And having the vision, the precepts, and a means of communication is necessary, but not sufficient. The last key is the leader’s example—and Stockdale was a role model of selflessness, courage, and sacrifice. Perhaps an excerpt from his Medal of Honor citation summarizes it best:
Recognized by his captors as the leader in the Prisoners' of War resistance to interrogation and in their refusal to participate in propaganda exploitation, Rear Adm. Stockdale was singled out for interrogation and attendant torture . . . Sensing the start of another purge, and aware that his earlier efforts at self-disfiguration to dissuade his captors from exploiting him for propaganda purposes had resulted in cruel and agonizing punishment, Rear Adm. Stockdale resolved to make himself a symbol of resistance regardless of personal sacrifice. He deliberately inflicted a near-mortal wound . . . to convince his captors of his willingness to give up his life rather than capitulate. He was subsequently discovered and revived by the North Vietnamese who, convinced of his indomitable spirit, abated in their employment of excessive harassment and torture toward all of the Prisoners of War.

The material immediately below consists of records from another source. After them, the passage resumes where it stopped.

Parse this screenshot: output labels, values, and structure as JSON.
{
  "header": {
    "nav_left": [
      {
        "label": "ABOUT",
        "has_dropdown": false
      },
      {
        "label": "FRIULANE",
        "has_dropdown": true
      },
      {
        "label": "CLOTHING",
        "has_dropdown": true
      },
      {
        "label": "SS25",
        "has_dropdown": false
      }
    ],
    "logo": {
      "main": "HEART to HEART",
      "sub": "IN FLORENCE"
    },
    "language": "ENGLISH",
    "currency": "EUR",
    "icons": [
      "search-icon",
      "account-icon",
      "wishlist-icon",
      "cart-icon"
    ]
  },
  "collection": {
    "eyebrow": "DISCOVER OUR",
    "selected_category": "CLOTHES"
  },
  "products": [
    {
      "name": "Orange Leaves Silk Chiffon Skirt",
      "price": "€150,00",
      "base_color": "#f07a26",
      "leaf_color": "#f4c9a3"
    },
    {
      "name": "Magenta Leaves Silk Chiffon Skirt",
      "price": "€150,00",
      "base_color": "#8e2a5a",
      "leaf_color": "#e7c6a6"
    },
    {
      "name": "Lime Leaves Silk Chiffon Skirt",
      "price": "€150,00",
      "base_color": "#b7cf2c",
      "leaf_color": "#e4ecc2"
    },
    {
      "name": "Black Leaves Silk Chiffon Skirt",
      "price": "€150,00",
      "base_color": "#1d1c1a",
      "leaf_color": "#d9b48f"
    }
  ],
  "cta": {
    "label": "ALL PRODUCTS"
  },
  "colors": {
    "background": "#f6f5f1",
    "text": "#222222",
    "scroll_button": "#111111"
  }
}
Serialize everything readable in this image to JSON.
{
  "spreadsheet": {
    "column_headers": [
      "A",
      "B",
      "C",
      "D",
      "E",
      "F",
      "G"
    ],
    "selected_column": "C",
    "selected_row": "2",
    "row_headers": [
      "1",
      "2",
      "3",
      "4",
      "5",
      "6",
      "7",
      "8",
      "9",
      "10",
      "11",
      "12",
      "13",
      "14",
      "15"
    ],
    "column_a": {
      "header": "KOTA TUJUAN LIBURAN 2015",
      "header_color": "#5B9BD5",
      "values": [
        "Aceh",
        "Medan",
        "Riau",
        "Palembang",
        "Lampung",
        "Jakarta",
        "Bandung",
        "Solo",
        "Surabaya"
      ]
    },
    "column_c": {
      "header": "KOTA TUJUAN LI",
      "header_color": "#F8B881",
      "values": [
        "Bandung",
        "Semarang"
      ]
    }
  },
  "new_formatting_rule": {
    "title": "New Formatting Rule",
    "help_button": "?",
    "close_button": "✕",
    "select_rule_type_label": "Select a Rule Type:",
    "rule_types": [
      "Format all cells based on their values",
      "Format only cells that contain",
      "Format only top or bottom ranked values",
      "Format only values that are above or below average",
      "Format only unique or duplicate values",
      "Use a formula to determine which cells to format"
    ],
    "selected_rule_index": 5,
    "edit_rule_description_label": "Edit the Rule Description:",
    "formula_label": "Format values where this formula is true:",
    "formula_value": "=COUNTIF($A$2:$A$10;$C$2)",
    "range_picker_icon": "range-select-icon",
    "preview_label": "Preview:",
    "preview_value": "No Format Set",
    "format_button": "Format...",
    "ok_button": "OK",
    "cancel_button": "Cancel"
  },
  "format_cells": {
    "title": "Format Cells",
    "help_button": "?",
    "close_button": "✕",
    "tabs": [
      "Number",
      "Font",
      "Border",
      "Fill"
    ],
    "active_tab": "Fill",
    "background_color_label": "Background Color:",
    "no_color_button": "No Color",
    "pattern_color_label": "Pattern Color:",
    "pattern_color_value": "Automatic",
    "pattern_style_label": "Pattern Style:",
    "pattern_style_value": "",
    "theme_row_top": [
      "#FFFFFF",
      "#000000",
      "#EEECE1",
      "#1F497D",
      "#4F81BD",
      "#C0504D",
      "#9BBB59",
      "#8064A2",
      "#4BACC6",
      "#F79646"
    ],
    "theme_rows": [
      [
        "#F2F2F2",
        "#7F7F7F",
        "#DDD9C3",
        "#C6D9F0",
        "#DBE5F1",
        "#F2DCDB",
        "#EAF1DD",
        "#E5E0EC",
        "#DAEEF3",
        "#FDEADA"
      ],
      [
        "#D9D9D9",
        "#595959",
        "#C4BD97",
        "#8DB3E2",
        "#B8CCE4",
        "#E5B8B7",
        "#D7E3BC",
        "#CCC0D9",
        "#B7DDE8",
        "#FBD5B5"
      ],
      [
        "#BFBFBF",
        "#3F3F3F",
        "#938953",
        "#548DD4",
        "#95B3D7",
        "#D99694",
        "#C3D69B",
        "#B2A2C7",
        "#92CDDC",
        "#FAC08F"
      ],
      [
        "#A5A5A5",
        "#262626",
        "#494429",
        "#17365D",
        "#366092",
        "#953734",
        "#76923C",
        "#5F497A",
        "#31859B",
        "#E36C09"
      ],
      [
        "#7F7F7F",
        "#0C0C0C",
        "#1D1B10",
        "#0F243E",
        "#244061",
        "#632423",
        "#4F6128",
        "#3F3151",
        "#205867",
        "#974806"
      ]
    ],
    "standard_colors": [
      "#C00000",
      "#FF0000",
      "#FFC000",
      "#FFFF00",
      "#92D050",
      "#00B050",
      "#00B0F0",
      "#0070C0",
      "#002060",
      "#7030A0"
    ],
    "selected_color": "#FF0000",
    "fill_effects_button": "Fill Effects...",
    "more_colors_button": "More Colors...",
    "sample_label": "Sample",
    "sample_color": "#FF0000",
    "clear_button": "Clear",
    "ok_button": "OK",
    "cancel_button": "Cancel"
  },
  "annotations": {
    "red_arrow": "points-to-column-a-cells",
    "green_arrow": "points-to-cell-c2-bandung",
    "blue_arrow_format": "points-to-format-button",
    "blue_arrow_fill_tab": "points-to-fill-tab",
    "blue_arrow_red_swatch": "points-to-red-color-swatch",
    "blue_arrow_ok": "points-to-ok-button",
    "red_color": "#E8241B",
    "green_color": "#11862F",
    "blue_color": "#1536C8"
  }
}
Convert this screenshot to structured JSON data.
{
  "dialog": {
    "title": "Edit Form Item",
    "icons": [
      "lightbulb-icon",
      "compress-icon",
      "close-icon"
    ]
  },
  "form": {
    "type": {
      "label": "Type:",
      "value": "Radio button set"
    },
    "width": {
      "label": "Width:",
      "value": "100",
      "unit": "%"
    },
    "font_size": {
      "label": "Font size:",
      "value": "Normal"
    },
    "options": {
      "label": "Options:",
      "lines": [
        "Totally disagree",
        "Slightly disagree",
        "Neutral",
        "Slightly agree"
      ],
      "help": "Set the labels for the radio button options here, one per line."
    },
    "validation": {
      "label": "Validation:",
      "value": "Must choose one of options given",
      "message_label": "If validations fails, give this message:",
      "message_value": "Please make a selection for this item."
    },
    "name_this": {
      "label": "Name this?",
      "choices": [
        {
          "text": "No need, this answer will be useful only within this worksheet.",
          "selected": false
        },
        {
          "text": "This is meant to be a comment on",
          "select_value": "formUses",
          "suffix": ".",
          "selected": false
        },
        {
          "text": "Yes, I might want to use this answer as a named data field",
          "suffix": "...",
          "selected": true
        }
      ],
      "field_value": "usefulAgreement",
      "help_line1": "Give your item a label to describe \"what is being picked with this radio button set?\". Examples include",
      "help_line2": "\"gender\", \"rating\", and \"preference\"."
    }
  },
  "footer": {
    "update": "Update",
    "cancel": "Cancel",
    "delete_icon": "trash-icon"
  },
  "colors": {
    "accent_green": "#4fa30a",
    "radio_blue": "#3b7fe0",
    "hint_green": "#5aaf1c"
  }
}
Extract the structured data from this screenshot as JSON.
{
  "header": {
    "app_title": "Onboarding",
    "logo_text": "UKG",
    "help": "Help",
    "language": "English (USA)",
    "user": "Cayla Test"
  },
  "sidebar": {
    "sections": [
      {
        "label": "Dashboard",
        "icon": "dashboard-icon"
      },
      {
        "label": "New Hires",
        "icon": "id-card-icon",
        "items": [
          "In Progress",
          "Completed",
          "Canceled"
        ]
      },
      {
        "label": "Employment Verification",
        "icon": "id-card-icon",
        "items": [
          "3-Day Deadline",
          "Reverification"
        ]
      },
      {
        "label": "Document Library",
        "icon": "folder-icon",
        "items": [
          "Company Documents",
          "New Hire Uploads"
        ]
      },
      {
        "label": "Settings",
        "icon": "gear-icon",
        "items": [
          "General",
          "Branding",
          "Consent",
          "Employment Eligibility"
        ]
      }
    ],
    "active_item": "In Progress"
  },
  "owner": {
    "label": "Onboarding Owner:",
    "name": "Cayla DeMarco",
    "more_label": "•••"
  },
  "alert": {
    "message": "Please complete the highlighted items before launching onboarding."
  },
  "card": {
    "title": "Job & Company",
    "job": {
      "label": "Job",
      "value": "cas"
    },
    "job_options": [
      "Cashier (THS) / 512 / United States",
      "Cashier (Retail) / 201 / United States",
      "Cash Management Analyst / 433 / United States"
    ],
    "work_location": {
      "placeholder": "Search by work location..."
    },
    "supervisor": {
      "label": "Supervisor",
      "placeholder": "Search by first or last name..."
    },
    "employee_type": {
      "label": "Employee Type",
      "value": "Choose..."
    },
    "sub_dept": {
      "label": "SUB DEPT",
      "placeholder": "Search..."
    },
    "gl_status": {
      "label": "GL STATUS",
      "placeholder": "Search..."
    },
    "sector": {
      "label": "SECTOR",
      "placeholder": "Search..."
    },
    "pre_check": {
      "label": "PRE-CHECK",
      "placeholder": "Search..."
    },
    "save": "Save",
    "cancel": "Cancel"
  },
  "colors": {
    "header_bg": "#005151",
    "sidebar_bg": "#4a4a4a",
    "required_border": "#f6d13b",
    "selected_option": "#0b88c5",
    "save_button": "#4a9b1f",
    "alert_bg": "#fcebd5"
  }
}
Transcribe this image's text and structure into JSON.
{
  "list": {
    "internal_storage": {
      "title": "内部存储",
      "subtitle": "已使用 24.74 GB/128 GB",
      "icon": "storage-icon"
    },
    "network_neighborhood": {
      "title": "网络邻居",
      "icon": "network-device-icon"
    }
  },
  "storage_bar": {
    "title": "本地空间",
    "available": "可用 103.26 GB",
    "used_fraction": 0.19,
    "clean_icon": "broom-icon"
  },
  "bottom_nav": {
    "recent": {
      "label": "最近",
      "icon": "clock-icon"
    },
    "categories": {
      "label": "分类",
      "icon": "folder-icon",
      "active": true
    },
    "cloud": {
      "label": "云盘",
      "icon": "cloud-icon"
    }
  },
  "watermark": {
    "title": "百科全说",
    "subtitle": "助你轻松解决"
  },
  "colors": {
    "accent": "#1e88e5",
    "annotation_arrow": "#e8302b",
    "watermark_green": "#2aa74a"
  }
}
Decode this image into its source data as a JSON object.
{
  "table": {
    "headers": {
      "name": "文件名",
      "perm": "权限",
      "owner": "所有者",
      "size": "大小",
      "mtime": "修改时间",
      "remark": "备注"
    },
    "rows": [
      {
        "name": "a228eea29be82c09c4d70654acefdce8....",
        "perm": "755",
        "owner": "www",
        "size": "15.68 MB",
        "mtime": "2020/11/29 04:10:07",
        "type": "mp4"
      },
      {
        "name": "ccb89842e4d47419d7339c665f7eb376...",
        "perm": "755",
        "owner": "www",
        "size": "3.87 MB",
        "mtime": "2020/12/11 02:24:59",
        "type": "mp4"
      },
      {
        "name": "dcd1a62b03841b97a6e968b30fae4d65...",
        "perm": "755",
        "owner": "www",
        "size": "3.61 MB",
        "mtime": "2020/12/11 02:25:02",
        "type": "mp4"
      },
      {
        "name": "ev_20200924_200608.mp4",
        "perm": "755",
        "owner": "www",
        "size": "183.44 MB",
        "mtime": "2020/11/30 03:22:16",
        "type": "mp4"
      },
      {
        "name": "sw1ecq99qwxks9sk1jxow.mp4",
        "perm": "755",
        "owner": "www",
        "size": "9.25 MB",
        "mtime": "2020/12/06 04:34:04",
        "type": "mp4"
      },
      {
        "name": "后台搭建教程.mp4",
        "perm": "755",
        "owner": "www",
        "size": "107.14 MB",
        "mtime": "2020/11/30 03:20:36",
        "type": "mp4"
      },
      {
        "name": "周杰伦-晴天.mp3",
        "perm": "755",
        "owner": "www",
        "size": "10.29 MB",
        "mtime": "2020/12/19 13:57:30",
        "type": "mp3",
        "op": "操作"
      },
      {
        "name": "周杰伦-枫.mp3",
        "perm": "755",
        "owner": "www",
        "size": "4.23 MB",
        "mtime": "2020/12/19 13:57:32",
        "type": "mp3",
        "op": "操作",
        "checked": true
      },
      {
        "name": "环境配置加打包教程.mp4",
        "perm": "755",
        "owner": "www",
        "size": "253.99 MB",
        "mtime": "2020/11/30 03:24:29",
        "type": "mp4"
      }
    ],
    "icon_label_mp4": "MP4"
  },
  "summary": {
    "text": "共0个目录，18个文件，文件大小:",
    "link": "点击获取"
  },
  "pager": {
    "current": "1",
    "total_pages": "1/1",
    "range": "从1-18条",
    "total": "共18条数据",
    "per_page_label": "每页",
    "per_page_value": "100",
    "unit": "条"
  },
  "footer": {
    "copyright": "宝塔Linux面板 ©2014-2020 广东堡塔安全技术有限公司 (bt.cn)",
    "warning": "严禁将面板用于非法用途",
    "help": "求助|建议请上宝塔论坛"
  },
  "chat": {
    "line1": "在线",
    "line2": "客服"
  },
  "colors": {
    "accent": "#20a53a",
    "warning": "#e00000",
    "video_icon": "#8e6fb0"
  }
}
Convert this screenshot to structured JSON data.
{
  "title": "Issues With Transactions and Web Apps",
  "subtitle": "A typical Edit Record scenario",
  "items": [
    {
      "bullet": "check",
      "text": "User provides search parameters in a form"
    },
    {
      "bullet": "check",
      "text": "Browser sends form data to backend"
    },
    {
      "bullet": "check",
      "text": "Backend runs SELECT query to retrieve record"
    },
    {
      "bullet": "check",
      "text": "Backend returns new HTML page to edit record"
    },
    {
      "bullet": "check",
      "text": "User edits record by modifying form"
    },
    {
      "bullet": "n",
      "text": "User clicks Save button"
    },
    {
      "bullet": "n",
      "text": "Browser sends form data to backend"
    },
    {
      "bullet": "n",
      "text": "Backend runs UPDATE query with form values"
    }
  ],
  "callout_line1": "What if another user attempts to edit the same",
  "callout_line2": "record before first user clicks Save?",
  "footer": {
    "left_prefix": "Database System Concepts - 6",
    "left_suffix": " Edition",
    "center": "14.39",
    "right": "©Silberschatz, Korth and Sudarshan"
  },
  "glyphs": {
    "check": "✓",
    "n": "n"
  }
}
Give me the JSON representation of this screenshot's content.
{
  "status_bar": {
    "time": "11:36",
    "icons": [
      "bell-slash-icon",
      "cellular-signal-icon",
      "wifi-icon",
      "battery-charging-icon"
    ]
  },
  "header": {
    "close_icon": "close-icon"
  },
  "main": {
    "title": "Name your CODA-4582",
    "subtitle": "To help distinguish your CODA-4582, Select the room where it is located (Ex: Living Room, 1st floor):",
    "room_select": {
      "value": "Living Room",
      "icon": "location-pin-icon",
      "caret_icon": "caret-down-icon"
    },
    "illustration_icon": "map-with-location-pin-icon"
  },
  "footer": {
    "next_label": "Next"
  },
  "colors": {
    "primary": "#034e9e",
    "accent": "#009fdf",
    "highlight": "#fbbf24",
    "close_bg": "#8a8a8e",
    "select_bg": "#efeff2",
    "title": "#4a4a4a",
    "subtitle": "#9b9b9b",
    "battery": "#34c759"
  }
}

These are Stockdale’s lessons, applicable to industry leaders today and worth careful consideration if we are to be messengers of hope. We need to fortify our character, provide a vision, communicate with clarity, and lead sacrificially. The result will be teams and organizations facing adversity with courage and determination and buoyed by faith and hope.
At the Naval Academy’s Stockdale Center for Ethical Leadership, which I had the honor of leading for over a decade, we had memorabilia from the Stockdale family and additional material from other POWs. One framed poster in the entranceway to the Center had a sketch of a POW in his cell block with the knob on the outside of the door, but no handle on the inside. The quote next to the sketch read, “There’s no such thing as a bad day when there’s a doorknob on the inside of the door.”
As we look at the doorknobs on the inside of our doors, we should be inspired to step up, like Admiral Stockdale did fifty-five years ago, and become messengers of hope.
Related event: Join Col. Arthur Athens for a special webinar on leading at a distance on June 18 at 12 p.m. CDT. Learn more and register here.
Colonel Arthur J. Athens is a retired Marine Corps officer, served as a White House fellow during the Reagan Administration, and most recently led the Naval Academy’s Vice Admiral Stockdale Center for Ethical Leadership. He has been a highly rated keynote speaker at multiple AME International Conferences – including, most recently, AME Chicago 2019 – and has presented at a number of AME Champions Club events.
Views and opinions shared in Target Online are the author's and do not necessarily reflect AME policies and positions.